The rebellion against the lack of freedom of expression and based on the first anti-Austrian movement had the nobility and the middle class as its protagonists. But the road which brings the working classes to feel the need to ransom liberation from the Austrian yoke and for the action of the Savoys, is long. It was the year 1859 in which Lombardy was ceded to Victor Emanuel I of Savoy, who in 1861 was proclaimed King of Italy.
Lombardy, with a population of 3,104,838 residents, was one of the most progressive and active of the new states. Agricultural work employed 1,086,028 people, industrial concerns and handicraft 459,044.
The cultural fervour which animated the entire region was great. Remember that in 1876 the first edition of “Corriere della Sera”, founded by Eugenio Torelli Biollier, came out in support of the liberal right wing Cavourian political tradition.
The opening the Gotthard railway tunnel (1882) promoted the inclusion of Milan and Lombardy in the commercial circuit of Northern Europe, still making progress in the development in the process of industrialisation of the country as well as the supremacy of Milan and the entire region in Italian productivity.
Lombardy, however, is also an agricultural region (ranked second in Italy after Emilia-Romagna) with the production of rice in Lomellina, with the forage growing on the plains to support the thousands of bovine and pig stock farms, with an agriculture that was defined as heroic in the Valtellina where the orchards end at the foot of the grapevine-covered mountains, with the valuable cultivation of the Pavian Oltrapo, Bergamo and Brescia.
The fertility of the soil and human toil allow a flourishing agriculture which makes possible the rich network of artisanship and food industry. Some of the products of the food industry are for local consumption (such as the hard grating cheese “bagoss”) or tied to specific traditions (such as “pan de mei”, the millet bread that must be eaten on St. George’s Day to ensure a favourable season). Other products have drawn attention on a national level, such as Bel Paese cheese, which dates back to 1906 when Egidio Galbani, taking inspiration from French cheeses, wanted to create a cheese with a lighter taste and a less intense fragrance to offer the Italians.
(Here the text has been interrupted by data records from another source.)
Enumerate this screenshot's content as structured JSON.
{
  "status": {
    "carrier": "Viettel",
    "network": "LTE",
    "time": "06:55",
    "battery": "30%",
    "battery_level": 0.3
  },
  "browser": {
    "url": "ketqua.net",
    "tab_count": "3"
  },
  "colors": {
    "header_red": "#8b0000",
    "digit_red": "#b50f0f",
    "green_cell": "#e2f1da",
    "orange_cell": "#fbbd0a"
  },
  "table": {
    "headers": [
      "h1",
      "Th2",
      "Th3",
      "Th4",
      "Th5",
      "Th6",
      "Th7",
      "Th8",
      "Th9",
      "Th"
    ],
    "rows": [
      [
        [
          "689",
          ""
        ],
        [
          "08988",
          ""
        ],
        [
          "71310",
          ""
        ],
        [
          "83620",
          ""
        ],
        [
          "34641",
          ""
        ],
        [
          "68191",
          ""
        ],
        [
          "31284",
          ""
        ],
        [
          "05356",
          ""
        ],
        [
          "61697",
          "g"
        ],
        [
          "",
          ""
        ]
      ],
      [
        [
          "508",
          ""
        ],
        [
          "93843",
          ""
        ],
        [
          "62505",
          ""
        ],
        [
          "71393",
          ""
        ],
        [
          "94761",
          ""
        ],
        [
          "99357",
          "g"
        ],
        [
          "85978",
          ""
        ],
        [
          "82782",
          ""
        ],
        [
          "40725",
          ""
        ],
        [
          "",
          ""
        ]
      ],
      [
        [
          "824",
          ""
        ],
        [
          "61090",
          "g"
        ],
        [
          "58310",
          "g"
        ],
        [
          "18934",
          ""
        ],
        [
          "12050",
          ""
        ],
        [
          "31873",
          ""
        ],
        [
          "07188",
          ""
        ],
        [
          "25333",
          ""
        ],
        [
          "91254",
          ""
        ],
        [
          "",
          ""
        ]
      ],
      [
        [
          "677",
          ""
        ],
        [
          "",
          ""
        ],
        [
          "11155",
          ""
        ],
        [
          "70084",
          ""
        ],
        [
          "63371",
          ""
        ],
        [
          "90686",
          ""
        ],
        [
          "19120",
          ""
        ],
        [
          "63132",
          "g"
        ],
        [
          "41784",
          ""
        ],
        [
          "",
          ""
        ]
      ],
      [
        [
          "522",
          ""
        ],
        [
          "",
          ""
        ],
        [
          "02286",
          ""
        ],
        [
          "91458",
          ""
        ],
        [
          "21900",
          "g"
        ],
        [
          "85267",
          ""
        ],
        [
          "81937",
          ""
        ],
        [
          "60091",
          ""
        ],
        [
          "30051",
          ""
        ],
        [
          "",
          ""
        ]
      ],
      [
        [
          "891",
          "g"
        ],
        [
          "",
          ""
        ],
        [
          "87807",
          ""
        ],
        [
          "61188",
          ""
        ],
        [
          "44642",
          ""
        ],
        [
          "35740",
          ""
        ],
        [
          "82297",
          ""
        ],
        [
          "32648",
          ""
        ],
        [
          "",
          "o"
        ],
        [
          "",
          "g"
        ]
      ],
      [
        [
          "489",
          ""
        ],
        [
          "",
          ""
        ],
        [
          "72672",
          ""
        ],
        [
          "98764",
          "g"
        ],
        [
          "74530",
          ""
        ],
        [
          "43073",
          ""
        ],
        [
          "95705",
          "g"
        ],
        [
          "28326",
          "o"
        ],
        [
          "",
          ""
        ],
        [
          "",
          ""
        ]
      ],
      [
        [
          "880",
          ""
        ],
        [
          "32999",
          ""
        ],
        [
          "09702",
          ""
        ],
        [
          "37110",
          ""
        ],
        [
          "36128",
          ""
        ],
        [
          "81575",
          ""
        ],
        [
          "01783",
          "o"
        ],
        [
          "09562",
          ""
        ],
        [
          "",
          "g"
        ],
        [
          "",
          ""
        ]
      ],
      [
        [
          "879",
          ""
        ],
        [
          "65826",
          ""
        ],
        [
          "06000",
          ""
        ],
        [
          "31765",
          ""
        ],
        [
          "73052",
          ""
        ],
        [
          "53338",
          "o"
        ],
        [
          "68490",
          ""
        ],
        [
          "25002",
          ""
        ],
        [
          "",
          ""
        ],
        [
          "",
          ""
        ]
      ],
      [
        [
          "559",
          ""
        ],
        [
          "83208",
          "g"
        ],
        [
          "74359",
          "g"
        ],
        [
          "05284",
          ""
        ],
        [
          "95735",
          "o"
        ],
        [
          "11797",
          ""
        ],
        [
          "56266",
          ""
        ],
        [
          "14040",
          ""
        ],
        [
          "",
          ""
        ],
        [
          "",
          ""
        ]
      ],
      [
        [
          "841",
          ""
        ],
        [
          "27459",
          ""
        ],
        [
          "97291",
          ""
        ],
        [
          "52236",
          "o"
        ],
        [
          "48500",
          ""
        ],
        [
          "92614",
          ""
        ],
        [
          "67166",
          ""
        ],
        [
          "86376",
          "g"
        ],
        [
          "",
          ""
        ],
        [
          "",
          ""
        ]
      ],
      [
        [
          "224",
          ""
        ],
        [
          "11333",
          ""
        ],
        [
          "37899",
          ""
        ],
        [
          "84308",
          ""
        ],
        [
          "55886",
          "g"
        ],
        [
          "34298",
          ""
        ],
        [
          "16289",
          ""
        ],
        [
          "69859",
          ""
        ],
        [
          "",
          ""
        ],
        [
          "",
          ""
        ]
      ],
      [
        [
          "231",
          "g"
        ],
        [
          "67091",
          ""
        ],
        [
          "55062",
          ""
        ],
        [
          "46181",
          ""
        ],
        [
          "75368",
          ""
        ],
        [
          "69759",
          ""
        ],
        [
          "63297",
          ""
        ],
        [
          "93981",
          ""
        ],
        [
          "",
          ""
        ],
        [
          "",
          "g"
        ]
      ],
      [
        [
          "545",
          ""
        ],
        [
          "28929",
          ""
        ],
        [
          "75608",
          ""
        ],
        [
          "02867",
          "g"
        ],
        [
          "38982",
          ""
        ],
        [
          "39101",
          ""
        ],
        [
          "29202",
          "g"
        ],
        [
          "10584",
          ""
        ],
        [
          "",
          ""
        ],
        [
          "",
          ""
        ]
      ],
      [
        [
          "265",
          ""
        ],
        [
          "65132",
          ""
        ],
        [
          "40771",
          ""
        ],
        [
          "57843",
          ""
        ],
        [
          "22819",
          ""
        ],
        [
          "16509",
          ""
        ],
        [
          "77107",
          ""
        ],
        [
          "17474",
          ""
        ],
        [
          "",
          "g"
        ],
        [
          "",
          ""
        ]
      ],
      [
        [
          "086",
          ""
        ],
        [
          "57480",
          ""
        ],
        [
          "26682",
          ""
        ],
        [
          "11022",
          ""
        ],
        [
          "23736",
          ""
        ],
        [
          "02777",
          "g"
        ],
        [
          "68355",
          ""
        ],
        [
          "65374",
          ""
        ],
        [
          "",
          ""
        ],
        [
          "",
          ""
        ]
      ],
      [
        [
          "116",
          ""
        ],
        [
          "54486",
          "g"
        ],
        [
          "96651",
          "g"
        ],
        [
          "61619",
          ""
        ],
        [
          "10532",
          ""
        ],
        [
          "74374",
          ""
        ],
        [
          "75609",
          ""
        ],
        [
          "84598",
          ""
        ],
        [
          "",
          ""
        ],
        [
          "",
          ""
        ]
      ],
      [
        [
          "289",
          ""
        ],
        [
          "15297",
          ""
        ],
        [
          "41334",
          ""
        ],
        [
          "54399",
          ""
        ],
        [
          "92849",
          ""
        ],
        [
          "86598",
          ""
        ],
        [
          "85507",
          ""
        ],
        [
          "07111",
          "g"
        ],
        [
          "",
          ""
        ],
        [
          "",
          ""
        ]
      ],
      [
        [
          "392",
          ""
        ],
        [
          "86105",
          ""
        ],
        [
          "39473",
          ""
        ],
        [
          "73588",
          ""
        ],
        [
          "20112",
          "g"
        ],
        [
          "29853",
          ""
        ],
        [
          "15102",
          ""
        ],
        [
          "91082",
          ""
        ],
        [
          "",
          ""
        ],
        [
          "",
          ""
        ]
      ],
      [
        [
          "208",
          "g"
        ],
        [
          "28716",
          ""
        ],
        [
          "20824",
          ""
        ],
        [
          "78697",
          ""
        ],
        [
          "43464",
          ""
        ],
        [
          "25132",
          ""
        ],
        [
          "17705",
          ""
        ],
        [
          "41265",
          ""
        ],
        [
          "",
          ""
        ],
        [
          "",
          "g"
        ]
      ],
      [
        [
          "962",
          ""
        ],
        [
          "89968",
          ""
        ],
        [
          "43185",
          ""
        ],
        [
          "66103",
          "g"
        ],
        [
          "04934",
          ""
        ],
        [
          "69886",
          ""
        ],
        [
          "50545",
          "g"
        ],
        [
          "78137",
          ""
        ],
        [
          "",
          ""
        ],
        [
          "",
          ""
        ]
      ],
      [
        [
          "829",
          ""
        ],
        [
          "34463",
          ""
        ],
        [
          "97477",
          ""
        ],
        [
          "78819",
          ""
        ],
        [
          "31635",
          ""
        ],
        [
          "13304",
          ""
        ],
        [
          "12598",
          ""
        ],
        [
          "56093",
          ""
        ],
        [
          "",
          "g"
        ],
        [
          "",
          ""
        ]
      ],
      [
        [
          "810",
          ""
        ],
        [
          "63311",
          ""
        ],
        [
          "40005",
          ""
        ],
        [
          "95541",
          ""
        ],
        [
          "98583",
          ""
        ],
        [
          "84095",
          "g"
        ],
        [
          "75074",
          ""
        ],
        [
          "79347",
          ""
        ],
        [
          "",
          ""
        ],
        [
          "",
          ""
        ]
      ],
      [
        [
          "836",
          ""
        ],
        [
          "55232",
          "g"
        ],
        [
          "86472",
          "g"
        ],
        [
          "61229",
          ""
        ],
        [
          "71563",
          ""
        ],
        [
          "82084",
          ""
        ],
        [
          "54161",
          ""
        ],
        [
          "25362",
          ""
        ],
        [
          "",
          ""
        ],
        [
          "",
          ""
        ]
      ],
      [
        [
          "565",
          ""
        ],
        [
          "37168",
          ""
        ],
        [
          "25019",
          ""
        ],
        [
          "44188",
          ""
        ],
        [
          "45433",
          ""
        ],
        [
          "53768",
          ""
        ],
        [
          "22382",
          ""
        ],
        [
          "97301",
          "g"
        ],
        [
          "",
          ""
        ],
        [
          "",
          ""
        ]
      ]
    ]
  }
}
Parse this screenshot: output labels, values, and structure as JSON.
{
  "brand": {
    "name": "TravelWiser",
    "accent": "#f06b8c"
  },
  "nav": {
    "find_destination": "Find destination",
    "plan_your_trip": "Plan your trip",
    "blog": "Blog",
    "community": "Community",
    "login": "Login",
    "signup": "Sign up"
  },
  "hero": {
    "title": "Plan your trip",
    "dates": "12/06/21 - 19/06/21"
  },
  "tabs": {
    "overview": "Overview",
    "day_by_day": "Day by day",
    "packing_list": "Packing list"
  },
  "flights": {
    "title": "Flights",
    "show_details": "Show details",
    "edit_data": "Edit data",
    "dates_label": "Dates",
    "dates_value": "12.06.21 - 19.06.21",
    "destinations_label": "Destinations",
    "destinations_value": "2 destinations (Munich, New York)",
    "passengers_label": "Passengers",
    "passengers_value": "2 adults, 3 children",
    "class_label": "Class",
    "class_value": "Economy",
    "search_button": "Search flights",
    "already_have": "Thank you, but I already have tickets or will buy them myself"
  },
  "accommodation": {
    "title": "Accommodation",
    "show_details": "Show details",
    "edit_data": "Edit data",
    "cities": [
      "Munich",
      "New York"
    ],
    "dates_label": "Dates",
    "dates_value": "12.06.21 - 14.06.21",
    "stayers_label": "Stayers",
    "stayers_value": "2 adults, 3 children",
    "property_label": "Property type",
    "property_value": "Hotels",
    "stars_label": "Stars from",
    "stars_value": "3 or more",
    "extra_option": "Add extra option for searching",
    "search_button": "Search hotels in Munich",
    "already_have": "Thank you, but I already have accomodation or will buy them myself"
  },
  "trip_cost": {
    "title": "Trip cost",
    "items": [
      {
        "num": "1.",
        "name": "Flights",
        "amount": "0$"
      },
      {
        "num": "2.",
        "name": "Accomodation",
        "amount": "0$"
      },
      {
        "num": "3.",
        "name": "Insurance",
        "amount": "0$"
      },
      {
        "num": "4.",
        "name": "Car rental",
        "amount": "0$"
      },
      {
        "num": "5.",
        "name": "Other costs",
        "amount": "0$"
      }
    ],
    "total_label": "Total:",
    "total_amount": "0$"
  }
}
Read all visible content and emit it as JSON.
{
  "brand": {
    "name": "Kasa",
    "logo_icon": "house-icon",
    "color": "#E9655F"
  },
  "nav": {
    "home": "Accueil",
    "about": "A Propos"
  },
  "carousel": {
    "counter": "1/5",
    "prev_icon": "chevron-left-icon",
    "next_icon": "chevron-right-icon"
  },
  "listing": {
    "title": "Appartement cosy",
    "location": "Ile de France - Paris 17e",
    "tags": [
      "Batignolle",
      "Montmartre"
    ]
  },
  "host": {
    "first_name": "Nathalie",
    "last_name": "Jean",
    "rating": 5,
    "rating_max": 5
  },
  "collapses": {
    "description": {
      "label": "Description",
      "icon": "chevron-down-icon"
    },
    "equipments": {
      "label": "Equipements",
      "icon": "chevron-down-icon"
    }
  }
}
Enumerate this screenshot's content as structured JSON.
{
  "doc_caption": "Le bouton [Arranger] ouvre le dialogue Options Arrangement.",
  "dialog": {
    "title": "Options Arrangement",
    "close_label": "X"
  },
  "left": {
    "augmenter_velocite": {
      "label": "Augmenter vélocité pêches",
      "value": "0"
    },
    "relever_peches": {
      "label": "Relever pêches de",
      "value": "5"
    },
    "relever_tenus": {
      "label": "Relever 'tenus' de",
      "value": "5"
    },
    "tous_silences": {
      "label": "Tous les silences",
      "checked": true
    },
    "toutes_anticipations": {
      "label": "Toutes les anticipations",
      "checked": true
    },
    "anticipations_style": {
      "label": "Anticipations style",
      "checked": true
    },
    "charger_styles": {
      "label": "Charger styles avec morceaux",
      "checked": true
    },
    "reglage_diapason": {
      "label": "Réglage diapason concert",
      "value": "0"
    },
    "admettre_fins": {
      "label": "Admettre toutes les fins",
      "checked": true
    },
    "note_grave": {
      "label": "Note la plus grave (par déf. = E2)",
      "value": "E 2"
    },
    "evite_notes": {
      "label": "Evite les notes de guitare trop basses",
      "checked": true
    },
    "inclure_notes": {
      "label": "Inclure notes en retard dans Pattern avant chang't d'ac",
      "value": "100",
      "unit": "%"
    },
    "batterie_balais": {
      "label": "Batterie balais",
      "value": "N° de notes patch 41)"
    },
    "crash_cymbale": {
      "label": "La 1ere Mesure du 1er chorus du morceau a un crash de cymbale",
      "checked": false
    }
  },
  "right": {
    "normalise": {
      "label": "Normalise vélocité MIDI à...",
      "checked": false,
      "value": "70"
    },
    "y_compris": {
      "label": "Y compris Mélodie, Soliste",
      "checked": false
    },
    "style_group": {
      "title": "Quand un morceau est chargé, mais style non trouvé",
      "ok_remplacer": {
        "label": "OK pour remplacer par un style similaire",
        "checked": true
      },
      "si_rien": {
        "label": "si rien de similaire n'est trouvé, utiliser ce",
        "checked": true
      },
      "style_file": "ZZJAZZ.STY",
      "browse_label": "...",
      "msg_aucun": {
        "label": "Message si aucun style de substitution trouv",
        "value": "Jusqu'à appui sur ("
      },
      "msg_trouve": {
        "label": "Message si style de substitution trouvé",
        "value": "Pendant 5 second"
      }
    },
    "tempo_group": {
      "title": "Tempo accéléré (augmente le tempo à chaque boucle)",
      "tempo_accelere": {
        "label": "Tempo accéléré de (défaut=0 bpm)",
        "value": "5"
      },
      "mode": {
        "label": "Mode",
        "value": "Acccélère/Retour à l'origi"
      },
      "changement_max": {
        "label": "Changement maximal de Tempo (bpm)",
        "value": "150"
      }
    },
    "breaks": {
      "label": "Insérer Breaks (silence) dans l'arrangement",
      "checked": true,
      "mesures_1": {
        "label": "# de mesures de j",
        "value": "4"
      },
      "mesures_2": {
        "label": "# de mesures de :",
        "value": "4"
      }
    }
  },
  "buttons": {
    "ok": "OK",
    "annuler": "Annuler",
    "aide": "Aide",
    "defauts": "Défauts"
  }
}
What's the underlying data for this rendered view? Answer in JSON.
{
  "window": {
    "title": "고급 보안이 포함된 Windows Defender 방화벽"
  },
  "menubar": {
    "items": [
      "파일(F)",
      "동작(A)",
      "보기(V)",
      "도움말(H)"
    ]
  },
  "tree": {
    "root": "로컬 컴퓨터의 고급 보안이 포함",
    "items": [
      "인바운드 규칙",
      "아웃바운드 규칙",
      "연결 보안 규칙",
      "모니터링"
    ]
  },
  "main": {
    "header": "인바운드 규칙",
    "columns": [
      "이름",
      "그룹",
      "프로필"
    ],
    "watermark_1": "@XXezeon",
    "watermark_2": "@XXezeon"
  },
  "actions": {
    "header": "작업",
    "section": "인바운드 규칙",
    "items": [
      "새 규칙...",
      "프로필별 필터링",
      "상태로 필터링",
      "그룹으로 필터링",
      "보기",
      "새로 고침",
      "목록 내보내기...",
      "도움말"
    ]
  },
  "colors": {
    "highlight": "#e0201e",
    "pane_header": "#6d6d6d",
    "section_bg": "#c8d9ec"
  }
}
He named it Bel Paese after the title of the book by the abbot Antonio Stoppani, published in 1875. This had great success among the Italian middle class since its author was skilled at bending to the political need to stimulate a united consciousness with a description of Italian beauty.